START Extracted records

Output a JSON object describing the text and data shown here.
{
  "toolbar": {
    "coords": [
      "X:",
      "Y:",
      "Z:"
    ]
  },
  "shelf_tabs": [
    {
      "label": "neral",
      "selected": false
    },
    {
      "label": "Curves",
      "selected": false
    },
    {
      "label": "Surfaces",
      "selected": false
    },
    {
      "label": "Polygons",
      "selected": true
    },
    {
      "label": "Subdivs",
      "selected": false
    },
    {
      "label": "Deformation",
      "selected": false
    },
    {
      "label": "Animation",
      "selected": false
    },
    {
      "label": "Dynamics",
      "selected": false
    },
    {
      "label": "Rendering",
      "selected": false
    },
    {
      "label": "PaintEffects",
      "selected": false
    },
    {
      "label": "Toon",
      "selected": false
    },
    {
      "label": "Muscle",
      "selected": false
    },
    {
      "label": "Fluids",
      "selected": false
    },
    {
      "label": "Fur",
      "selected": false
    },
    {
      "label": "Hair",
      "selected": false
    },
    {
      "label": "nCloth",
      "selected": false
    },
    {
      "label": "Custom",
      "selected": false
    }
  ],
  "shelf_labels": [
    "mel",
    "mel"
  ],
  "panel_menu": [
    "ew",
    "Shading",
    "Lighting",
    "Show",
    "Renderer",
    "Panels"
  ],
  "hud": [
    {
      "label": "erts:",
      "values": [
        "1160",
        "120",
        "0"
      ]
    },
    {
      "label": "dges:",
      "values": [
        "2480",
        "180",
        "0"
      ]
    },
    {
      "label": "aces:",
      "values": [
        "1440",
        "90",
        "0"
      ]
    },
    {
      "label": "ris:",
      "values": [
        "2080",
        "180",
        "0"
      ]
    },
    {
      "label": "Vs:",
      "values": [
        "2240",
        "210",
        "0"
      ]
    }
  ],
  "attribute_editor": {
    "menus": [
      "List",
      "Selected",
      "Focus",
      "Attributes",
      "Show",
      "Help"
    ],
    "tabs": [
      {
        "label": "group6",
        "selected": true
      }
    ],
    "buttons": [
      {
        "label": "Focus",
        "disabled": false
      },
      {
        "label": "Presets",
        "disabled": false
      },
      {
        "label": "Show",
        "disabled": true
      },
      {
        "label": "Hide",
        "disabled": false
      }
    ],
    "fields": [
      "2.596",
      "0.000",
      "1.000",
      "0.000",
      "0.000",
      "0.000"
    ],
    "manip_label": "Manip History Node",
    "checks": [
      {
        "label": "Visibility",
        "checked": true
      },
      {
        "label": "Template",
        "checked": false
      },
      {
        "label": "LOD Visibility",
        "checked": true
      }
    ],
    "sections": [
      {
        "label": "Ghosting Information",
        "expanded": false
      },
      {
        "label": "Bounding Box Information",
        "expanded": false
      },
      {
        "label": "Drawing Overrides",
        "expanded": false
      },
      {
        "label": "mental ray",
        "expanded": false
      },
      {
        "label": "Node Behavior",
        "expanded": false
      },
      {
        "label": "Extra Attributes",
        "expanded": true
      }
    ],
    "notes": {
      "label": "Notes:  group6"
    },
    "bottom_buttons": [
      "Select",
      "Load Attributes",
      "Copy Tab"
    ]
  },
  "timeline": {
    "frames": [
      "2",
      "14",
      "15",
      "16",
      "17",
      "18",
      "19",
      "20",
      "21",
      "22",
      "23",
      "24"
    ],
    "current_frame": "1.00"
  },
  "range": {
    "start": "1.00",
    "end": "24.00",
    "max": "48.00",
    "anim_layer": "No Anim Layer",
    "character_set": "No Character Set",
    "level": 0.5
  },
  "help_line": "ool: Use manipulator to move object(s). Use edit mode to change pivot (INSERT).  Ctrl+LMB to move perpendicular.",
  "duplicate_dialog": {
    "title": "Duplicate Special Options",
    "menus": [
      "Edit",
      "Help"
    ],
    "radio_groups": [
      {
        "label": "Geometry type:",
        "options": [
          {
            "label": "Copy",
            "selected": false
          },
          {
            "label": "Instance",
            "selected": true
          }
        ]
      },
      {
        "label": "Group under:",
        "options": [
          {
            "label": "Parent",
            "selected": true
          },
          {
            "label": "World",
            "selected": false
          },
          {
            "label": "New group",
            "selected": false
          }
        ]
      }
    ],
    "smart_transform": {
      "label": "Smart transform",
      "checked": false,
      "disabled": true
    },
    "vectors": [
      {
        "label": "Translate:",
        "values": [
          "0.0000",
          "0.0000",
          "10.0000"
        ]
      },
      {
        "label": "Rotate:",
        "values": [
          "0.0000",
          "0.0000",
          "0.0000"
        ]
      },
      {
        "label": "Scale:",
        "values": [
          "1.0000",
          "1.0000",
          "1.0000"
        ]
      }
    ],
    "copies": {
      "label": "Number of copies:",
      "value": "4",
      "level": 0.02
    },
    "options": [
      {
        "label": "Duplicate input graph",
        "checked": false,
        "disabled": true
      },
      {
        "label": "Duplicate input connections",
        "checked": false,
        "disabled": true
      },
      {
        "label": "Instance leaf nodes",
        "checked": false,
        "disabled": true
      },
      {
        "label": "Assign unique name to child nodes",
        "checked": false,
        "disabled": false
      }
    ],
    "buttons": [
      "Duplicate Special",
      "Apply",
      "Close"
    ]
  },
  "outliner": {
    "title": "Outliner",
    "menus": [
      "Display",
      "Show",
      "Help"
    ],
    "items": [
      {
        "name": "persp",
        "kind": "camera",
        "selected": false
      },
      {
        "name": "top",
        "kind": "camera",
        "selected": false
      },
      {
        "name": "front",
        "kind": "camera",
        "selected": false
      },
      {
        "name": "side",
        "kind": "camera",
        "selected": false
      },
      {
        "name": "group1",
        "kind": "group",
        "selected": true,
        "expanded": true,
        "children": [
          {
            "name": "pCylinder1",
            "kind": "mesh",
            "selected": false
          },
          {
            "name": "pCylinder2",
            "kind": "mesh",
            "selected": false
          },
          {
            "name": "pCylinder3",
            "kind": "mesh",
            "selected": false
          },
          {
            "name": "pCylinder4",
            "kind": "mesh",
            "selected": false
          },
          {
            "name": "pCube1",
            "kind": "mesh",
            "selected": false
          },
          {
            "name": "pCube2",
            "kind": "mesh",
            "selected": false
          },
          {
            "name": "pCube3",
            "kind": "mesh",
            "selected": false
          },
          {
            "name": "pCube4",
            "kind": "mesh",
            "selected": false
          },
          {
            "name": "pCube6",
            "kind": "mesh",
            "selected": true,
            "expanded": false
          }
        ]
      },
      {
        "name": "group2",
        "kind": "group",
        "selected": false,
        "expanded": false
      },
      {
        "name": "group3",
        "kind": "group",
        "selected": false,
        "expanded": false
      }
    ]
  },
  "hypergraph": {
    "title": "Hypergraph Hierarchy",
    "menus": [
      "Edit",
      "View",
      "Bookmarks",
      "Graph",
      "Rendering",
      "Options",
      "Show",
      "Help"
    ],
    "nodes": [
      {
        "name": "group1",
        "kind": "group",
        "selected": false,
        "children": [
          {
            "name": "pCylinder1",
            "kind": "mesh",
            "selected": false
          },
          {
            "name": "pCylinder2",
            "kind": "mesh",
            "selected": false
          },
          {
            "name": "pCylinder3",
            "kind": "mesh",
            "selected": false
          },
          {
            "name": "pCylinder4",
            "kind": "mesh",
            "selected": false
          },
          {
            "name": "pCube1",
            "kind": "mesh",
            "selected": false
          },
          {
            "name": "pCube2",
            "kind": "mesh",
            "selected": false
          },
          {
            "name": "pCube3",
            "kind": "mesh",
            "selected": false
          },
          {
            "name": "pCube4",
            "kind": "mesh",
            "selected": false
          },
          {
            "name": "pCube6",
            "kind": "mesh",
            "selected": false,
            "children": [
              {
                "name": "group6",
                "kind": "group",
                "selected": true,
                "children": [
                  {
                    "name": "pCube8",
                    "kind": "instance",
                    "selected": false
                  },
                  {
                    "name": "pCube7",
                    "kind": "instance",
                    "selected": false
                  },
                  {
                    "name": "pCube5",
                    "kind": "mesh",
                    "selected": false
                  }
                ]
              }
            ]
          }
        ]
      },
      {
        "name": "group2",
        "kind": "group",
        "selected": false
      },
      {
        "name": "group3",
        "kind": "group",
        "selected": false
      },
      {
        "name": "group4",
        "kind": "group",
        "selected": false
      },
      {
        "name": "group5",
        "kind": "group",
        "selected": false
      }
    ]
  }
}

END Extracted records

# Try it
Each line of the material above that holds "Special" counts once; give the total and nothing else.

# Worked solution
2